  • Crab stuffed deviled eggs with a glass of sparkling wine
  • Soft shell crab sandwiches with a mint or basil mojito
  • Crab hushpuppies with remoulade or tartar sauce and a glass of Chablis
  • Crab cakes with lemon aioli and a Hefeweizen beer


Peas

Spring peas are a highlight each year and their natural starchiness is made to hold up in many different dishes, especially small plates and bar nibbles. Crisp, lemony, even earthy-nuanced beverages are excellent pairing options.

  • Spring pea and mint hummus with Sauvignon Blanc
  • Old school pea salad with cheddar cheese and a crisp pilsner
  • Spring pea soup with heavy cream and lemon with a shot of Aquavit
  • Spring pea risotto with a glass of Vermentino


Lamb

Spring lamb is a rite of passage and is highly versatile in a variety of dishes. Best of all, leftover dinner lamb can be repurposed for lunch, brunch or bar snack dishes with ease. Because lamb tends to be rich in flavor and gamey-ness, dryer, tannic beverages will pair best.

  • Slow roasted lamb sandwiches with an aperitif like a dry Madeira
  • Yogurt curry lamb pita sandwiches with a wild ale beer
  • Grilled lamb chops with a classic whiskey old fashioned
  • Middle Eastern spiced lamb meatballs with Syrah


Asparagus

Nothing says spring is here more than the arrival of fresh asparagus and it makes its worthy appearance on menus everywhere. However, asparagus also happens to be notoriously difficult to pair with wine (as well as other beverages) as it can make wine, in particular, taste metallic. That being said, all is not lost when it comes to pairing asparagus with wine. Just stick to lighter, more acidic white wines which tend to stave off metallic flavors.

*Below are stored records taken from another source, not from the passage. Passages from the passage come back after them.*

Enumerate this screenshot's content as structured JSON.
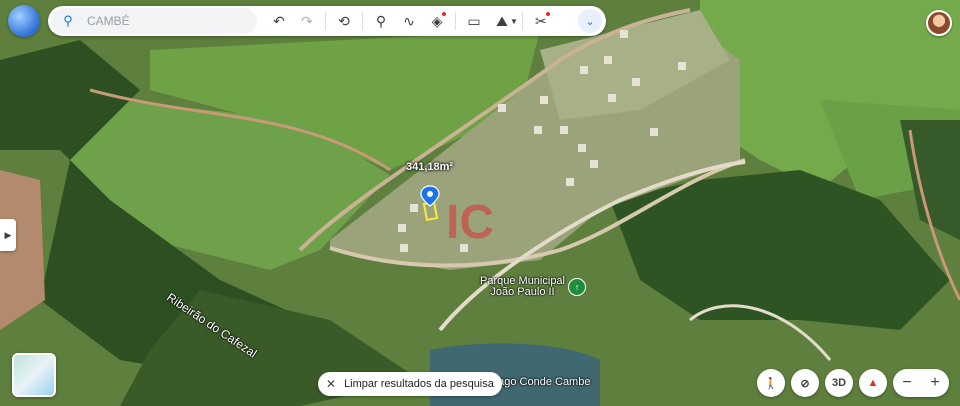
{
  "search": {
    "value": "",
    "placeholder": "CAMBÉ"
  },
  "toolbar": {
    "undo": "↶",
    "redo": "↷",
    "history": "⟲",
    "place": "⚲",
    "path": "∿",
    "layers": "◈",
    "measure": "▭",
    "photo": "⛰",
    "tools": "✂",
    "expand": "⌄"
  },
  "map": {
    "area_label": "341,18m²",
    "river_label": "Ribeirão do Cafezal",
    "park_label_line1": "Parque Municipal",
    "park_label_line2": "João Paulo II",
    "lake_label": "Lago Conde Cambe",
    "watermark": "IC"
  },
  "clear_results": "Limpar resultados da pesquisa",
  "controls": {
    "streetview": "🚶",
    "recenter": "⊘",
    "view3d": "3D",
    "compass": "▲",
    "zoom_out": "−",
    "zoom_in": "+"
  },
  "colors": {
    "accent": "#1a73e8",
    "alert_dot": "#d93025",
    "park_green": "#1e8e3e"
  }
}
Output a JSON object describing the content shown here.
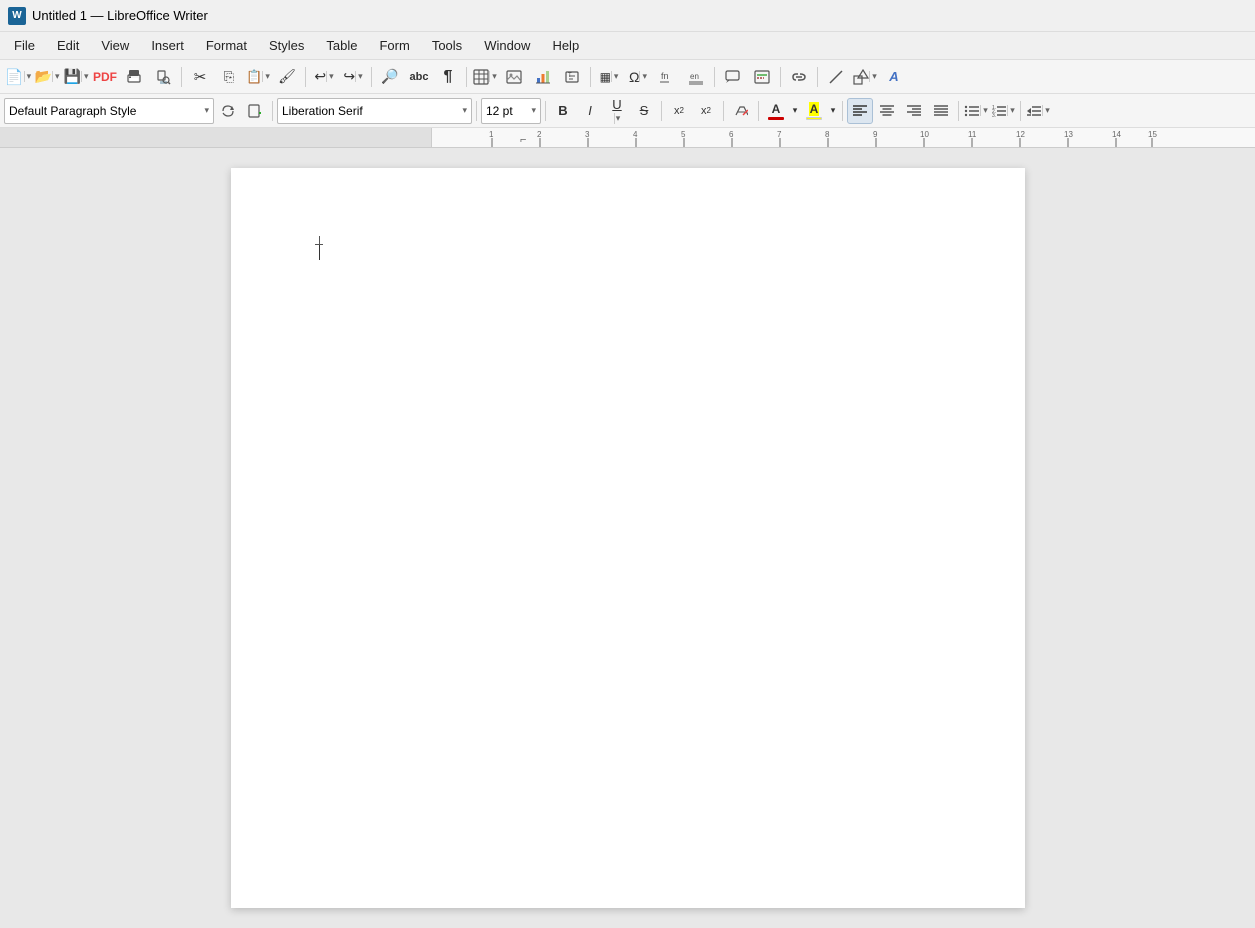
{
  "titlebar": {
    "app_title": "Untitled 1 — LibreOffice Writer",
    "app_icon_text": "W"
  },
  "menubar": {
    "items": [
      {
        "id": "file",
        "label": "File"
      },
      {
        "id": "edit",
        "label": "Edit"
      },
      {
        "id": "view",
        "label": "View"
      },
      {
        "id": "insert",
        "label": "Insert"
      },
      {
        "id": "format",
        "label": "Format"
      },
      {
        "id": "styles",
        "label": "Styles"
      },
      {
        "id": "table",
        "label": "Table"
      },
      {
        "id": "form",
        "label": "Form"
      },
      {
        "id": "tools",
        "label": "Tools"
      },
      {
        "id": "window",
        "label": "Window"
      },
      {
        "id": "help",
        "label": "Help"
      }
    ]
  },
  "toolbar1": {
    "buttons": [
      {
        "id": "new",
        "icon": "📄",
        "title": "New"
      },
      {
        "id": "open",
        "icon": "📂",
        "title": "Open"
      },
      {
        "id": "save",
        "icon": "💾",
        "title": "Save"
      },
      {
        "id": "export-pdf",
        "icon": "📋",
        "title": "Export as PDF"
      },
      {
        "id": "print",
        "icon": "🖨",
        "title": "Print"
      },
      {
        "id": "print-preview",
        "icon": "🔍",
        "title": "Print Preview"
      },
      {
        "id": "cut",
        "icon": "✂",
        "title": "Cut"
      },
      {
        "id": "copy",
        "icon": "⎘",
        "title": "Copy"
      },
      {
        "id": "paste",
        "icon": "📋",
        "title": "Paste"
      },
      {
        "id": "format-paintbrush",
        "icon": "🖌",
        "title": "Format Paintbrush"
      },
      {
        "id": "undo",
        "icon": "↩",
        "title": "Undo"
      },
      {
        "id": "redo",
        "icon": "↪",
        "title": "Redo"
      },
      {
        "id": "find",
        "icon": "🔎",
        "title": "Find & Replace"
      },
      {
        "id": "spellcheck",
        "icon": "abc",
        "title": "Spellcheck"
      },
      {
        "id": "formatting-marks",
        "icon": "¶",
        "title": "Formatting Marks"
      },
      {
        "id": "insert-table",
        "icon": "⊞",
        "title": "Insert Table"
      },
      {
        "id": "insert-image",
        "icon": "🖼",
        "title": "Insert Image"
      },
      {
        "id": "insert-chart",
        "icon": "📊",
        "title": "Insert Chart"
      },
      {
        "id": "insert-textbox",
        "icon": "T",
        "title": "Insert Text Box"
      },
      {
        "id": "insert-field",
        "icon": "▦",
        "title": "Insert Field"
      },
      {
        "id": "insert-special",
        "icon": "Ω",
        "title": "Insert Special Character"
      },
      {
        "id": "insert-footnote",
        "icon": "fn",
        "title": "Insert Footnote"
      },
      {
        "id": "insert-endnote",
        "icon": "en",
        "title": "Insert Endnote"
      },
      {
        "id": "insert-comment",
        "icon": "💬",
        "title": "Insert Comment"
      },
      {
        "id": "manage-changes",
        "icon": "📝",
        "title": "Manage Changes"
      },
      {
        "id": "hyperlink",
        "icon": "🔗",
        "title": "Hyperlink"
      },
      {
        "id": "line",
        "icon": "╱",
        "title": "Line"
      },
      {
        "id": "shapes",
        "icon": "◇",
        "title": "Shapes"
      },
      {
        "id": "fontwork",
        "icon": "A",
        "title": "Fontwork"
      }
    ]
  },
  "toolbar2": {
    "paragraph_style": "Default Paragraph Style",
    "font_name": "Liberation Serif",
    "font_size": "12 pt",
    "bold_label": "B",
    "italic_label": "I",
    "underline_label": "U",
    "strikethrough_label": "S",
    "superscript_label": "x²",
    "subscript_label": "x₂",
    "clear_format_label": "⊘",
    "font_color_label": "A",
    "font_color_hex": "#cc0000",
    "highlight_label": "A",
    "highlight_color_hex": "#ffff00",
    "align_left_label": "≡",
    "align_center_label": "≡",
    "align_right_label": "≡",
    "align_justify_label": "≡",
    "list_unordered_label": "☰",
    "list_ordered_label": "☰",
    "indent_label": "⇥"
  },
  "ruler": {
    "page_number": "1"
  },
  "document": {
    "title": "Untitled 1",
    "content": ""
  }
}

  • Pickled asparagus salad (or add pickled asparagus to a cheese platter) and pair it with Bloody Marys
  • Asparagus “fries” dipped in garlic aioli with Sauvignon Blanc
  • Grilled asparagus with herbed mayo dipping sauce with a German-style amber lager
  • Asparagus and prosciutto tart with an Alsatian Reisling


Kendra Bailey Morris is a Richmond, VA-based food writer and author of “The Southern Slow Cooker: Big-Flavor, Low-Fuss Recipes for Comfort Food Classics.”